His Royal Highness, The Prince of Wales, attended an event at St Philip’s Church in Leicester this morning to promote on-going work between the armed forces and ethnic minority communities across the city and the UK.
Army formations from around the country gathered to showcase a range of activities that have been undertaken over the past year in attempts to strengthen the army’s relationship with minority and faith groups.
Present at St Philip’s Church were Brigades from Nottingham, London, Catterick, Preston and Donnington, all of which have delivered engagement activities and events including youth and adult military challenge weekends and a visit to a military field hospital.
HRH was also introduced to community leaders working with the brigades to open up the dialogue and build trust between the army and people of different faiths, such as Nottingham’s Karimia Institute, one of 16 organisations from the area to sign the Armed Forces Covenant in December of last year, a voluntary pledge from business, charities and organisations that wish to demonstrate support for the Armed Forces Community.

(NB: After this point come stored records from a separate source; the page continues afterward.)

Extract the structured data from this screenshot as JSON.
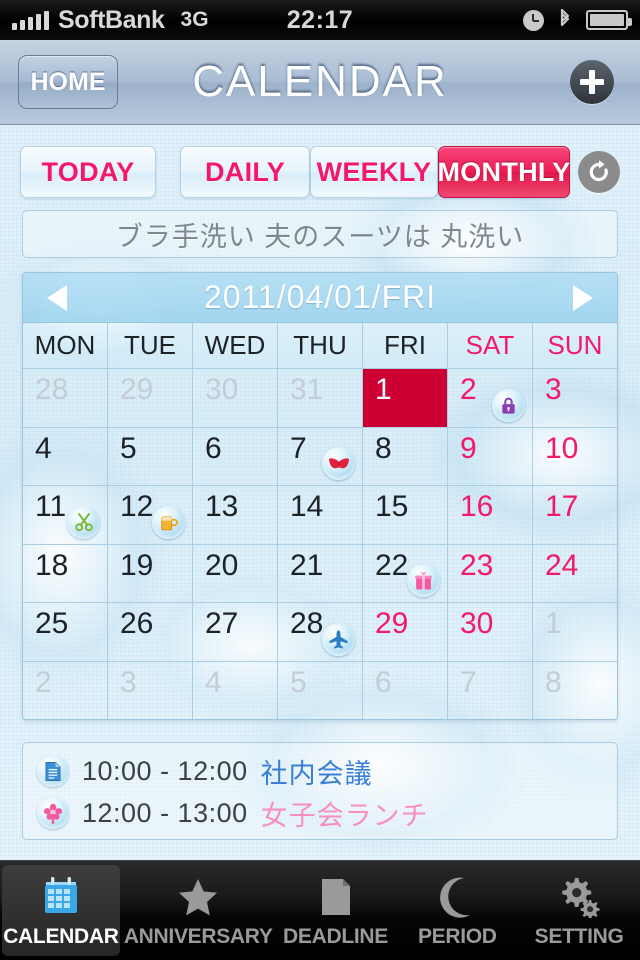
{
  "statusbar": {
    "carrier": "SoftBank",
    "network": "3G",
    "time": "22:17",
    "icons": [
      "signal-bars-icon",
      "alarm-clock-icon",
      "bluetooth-icon",
      "battery-icon"
    ]
  },
  "navbar": {
    "back_label": "HOME",
    "title": "CALENDAR",
    "add_label": "+"
  },
  "filters": {
    "today": "TODAY",
    "daily": "DAILY",
    "weekly": "WEEKLY",
    "monthly": "MONTHLY",
    "active": "MONTHLY",
    "refresh_icon": "refresh-icon"
  },
  "memo": {
    "text": "ブラ手洗い 夫のスーツは 丸洗い"
  },
  "calendar": {
    "date_label": "2011/04/01/FRI",
    "prev_label": "◀",
    "next_label": "▶",
    "dow": [
      "MON",
      "TUE",
      "WED",
      "THU",
      "FRI",
      "SAT",
      "SUN"
    ],
    "weeks": [
      [
        {
          "n": "28",
          "cls": "other"
        },
        {
          "n": "29",
          "cls": "other"
        },
        {
          "n": "30",
          "cls": "other"
        },
        {
          "n": "31",
          "cls": "other"
        },
        {
          "n": "1",
          "cls": "today"
        },
        {
          "n": "2",
          "cls": "we",
          "icon": "lock-icon"
        },
        {
          "n": "3",
          "cls": "we"
        }
      ],
      [
        {
          "n": "4",
          "cls": ""
        },
        {
          "n": "5",
          "cls": ""
        },
        {
          "n": "6",
          "cls": ""
        },
        {
          "n": "7",
          "cls": "",
          "icon": "bra-icon"
        },
        {
          "n": "8",
          "cls": ""
        },
        {
          "n": "9",
          "cls": "we"
        },
        {
          "n": "10",
          "cls": "we"
        }
      ],
      [
        {
          "n": "11",
          "cls": "",
          "icon": "scissors-icon"
        },
        {
          "n": "12",
          "cls": "",
          "icon": "beer-mug-icon"
        },
        {
          "n": "13",
          "cls": ""
        },
        {
          "n": "14",
          "cls": ""
        },
        {
          "n": "15",
          "cls": ""
        },
        {
          "n": "16",
          "cls": "we"
        },
        {
          "n": "17",
          "cls": "we"
        }
      ],
      [
        {
          "n": "18",
          "cls": ""
        },
        {
          "n": "19",
          "cls": ""
        },
        {
          "n": "20",
          "cls": ""
        },
        {
          "n": "21",
          "cls": ""
        },
        {
          "n": "22",
          "cls": "",
          "icon": "gift-icon"
        },
        {
          "n": "23",
          "cls": "we"
        },
        {
          "n": "24",
          "cls": "we"
        }
      ],
      [
        {
          "n": "25",
          "cls": ""
        },
        {
          "n": "26",
          "cls": ""
        },
        {
          "n": "27",
          "cls": ""
        },
        {
          "n": "28",
          "cls": "",
          "icon": "airplane-icon"
        },
        {
          "n": "29",
          "cls": "we"
        },
        {
          "n": "30",
          "cls": "we"
        },
        {
          "n": "1",
          "cls": "other"
        }
      ],
      [
        {
          "n": "2",
          "cls": "other"
        },
        {
          "n": "3",
          "cls": "other"
        },
        {
          "n": "4",
          "cls": "other"
        },
        {
          "n": "5",
          "cls": "other"
        },
        {
          "n": "6",
          "cls": "other"
        },
        {
          "n": "7",
          "cls": "other"
        },
        {
          "n": "8",
          "cls": "other"
        }
      ]
    ]
  },
  "events": [
    {
      "icon": "document-icon",
      "time": "10:00 - 12:00",
      "title": "社内会議",
      "color": "#3b7fd4"
    },
    {
      "icon": "flower-icon",
      "time": "12:00 - 13:00",
      "title": "女子会ランチ",
      "color": "#f78fc0"
    }
  ],
  "tabbar": {
    "items": [
      {
        "label": "CALENDAR",
        "icon": "calendar-icon",
        "active": true
      },
      {
        "label": "ANNIVERSARY",
        "icon": "star-icon",
        "active": false
      },
      {
        "label": "DEADLINE",
        "icon": "document-icon",
        "active": false
      },
      {
        "label": "PERIOD",
        "icon": "moon-icon",
        "active": false
      },
      {
        "label": "SETTING",
        "icon": "gear-icon",
        "active": false
      }
    ]
  },
  "colors": {
    "accent_pink": "#f4186b",
    "today_red": "#cc0033",
    "active_button": "#ee1e55",
    "bg_blue": "#dcedf8"
  }
}
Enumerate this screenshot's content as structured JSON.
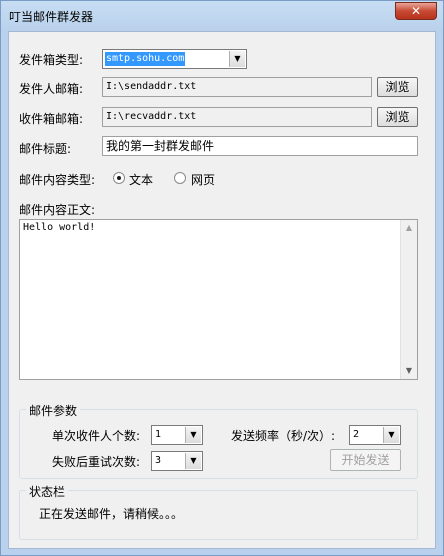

On addressing the crowds, the Prince of Wales expressed his gratitude to the army for the event, and for their continued work in community relations.
HRH said: “I hope that this particular initiative will flourish. I hope that we can build on the contacts with some of the organisations and charities that I have started over the years, so that we can make the most of all these connections in order to encourage a greater understanding between the different groups in this country and the military.”
Senior British Army officer, Lieutenant General James Bashall, thanked HRH for his presence and his role in launching the event before expressing a commitment to diversity. He said: “From an army perspective, we remain committed to having an army that represents the society that we defend and we are looking to increase the representation from many communities, because it makes us a stronger army , a more diverse army and an army that is better understood by the whole nation.”
Also in attendance was Asim Hafiz, Imam and Islamic Advisor to the British Armed Forces, who was keen to promote dialogue and respect between the military and Muslim communities. He said: “There is a perception that the Muslim community are hostile towards the armed forces and because the army has been engaged in Muslim countries, people think the army is hostile towards the Muslim community.
“I think by showing that the Muslim community can respect the armed forces and the armed forces respect the Muslim community, we are able to break down those bridges and challenge those misperceptions.”
Colonel Stuart Williams of the Nottingham based 7th Infantry Brigade has been working to build relationships between the military and communities across the East Midlands. He said: “I think Leicester is really important, because of the make-up, the population that exists, the different ethnic communities and faith groups that exist in Leicester, there’s no better place to showcase what we as an army are doing.”
With its emphasis on relations with faith communities, the event raises questions as to how the army are working to counteract Islamophobia. Colonel Williams added: “We’re breaking down that ignorance and we are spreading that word across the country. So I think today when people see who we’re talking to, it will go some way. It won’t answer it all, it won’t solve it all, but the only barrier is someone else’s ignorance.”
Earlier this morning, the Prince of Wales also visited the City of Leicester College to engage with young people taking part in personal development programmes and this afternoon, paid a surprise visit to Narborough Road, named the the most multi-cultural street in the UK in 2016.
By Jennifer Morris